• ACTIVITY
Set down every record below exactly as it appears, but without the pictures.

Web page and app entries
===============
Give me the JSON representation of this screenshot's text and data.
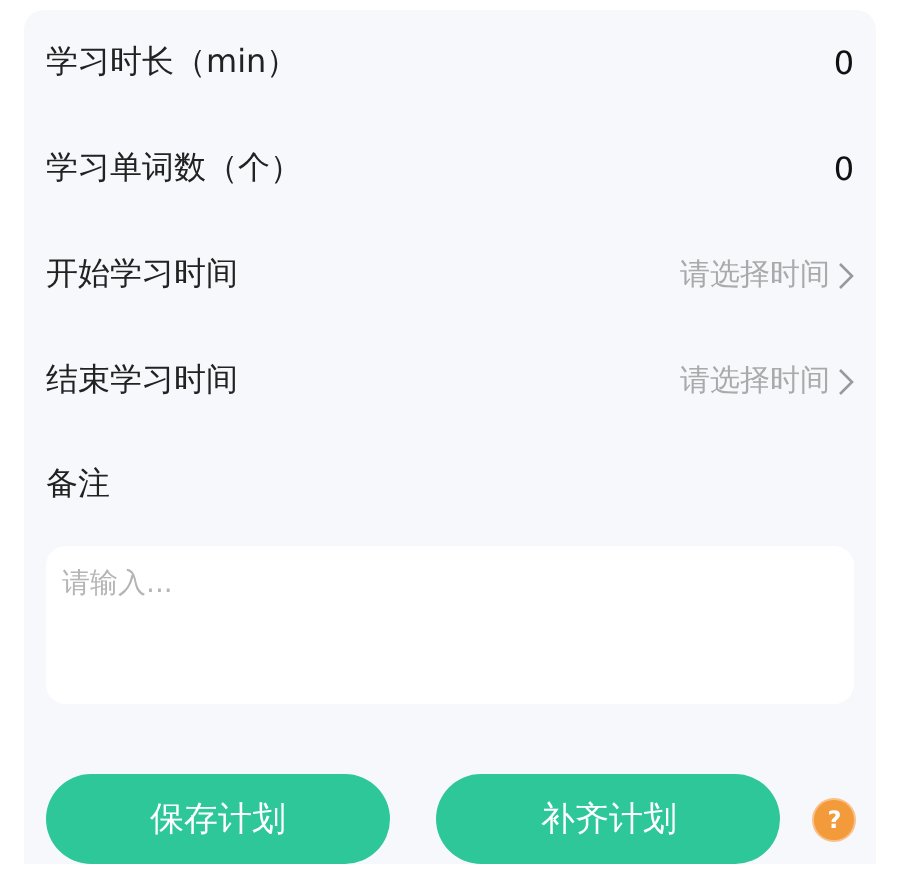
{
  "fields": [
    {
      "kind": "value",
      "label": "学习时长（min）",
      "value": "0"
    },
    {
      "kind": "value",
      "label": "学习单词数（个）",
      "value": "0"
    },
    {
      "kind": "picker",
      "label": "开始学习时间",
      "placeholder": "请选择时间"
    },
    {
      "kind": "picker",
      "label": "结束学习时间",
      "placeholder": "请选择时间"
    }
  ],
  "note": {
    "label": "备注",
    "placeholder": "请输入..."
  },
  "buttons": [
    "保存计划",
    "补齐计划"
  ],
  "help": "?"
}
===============
• TASK RESPONSE
Give me the JSON representation of this screenshot's text and data.
{
  "fields": [
    {
      "kind": "value",
      "label": "学习时长（min）",
      "value": "0"
    },
    {
      "kind": "value",
      "label": "学习单词数（个）",
      "value": "0"
    },
    {
      "kind": "picker",
      "label": "开始学习时间",
      "placeholder": "请选择时间"
    },
    {
      "kind": "picker",
      "label": "结束学习时间",
      "placeholder": "请选择时间"
    }
  ],
  "note": {
    "label": "备注",
    "placeholder": "请输入..."
  },
  "buttons": [
    "保存计划",
    "补齐计划"
  ],
  "help": "?"
}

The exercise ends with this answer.